Government propaganda aimed at minority scapegoats dates back to the Middle Ages and the systematic persecution of Jews in Europe – with Hitler’s “Final Solution” the most extreme example. It serves two main purposes – to deflect popular anger from a corporate elite (in Hitler’s case to conceal the German, British and US corporate backers who promoted his rise to power) and to promote distrust between various sections of the working class that might otherwise unite and rebel. Recent racist media messages largely take the form as anti-immigrant hysteria directed against Hispanic immigrants from Mexico (who are portrayed as welfare cheats and a threat to American jobs) and dark skinned people from Middle East and Asia (who are portrayed as potential terrorists). However there continues to be a disproportionate portrayal of African Americans as angry, violent and criminally inclined, both in unbalanced news reporting and racial stereotypes in TV and film entertainment.

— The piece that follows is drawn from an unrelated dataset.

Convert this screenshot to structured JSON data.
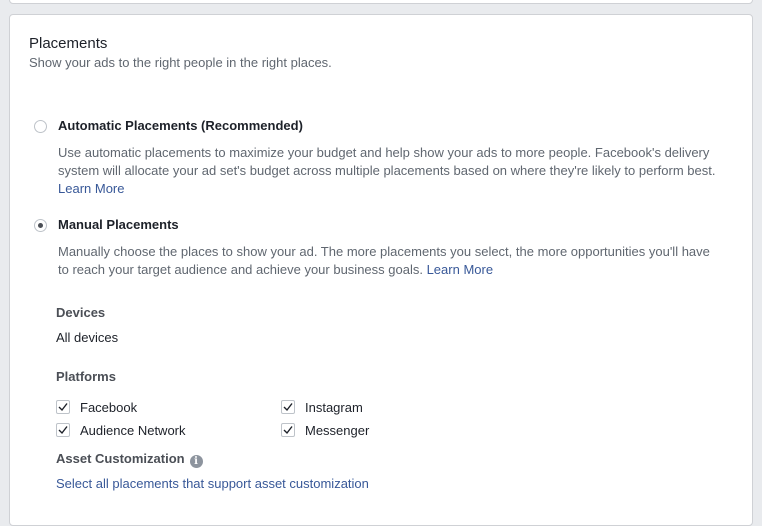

Category 4: Messages promoting US exceptionalism (the belief that that US has the fairest, most democratic and most open political system in the world)
The media carefully conceal corporate interference with elections and the legislative process (all the perks – gifts, meals, cocktail parties, free trips and free use of corporate aircrafts – corporate lobbyists dispense as an inducement for favourable legislation). They also systematically concealed the massive electoral fraud which occurred in the 2000 and 2004 presidential elections.
Category 5: Messages encouraging ordinary people to disengage from the political process because it’s too complicated and too corrupt
(Yes, the government and the public relations industry deliberately portray politics as corrupt to persuade the public to stay out of it). This message is driven in part by the name, blame and shame focus that dominates political reporting – Americans are most likely to hear their lawmakers mentioned in the mainstream media as a result of immoral, illegal or unethical contact. However this message is mainly driven home via distraction – by making other aspects of modern life (such as Tiger Wood’s infidelity) vastly more prominent than demanding a voice in whether the US gives two trillion dollars in bail outs to banks or engages in an unwinnable war with Iraq, Afghanistan, Pakistan and Iran.
Read more at http://stuartbramhall.aegauthorblogs.com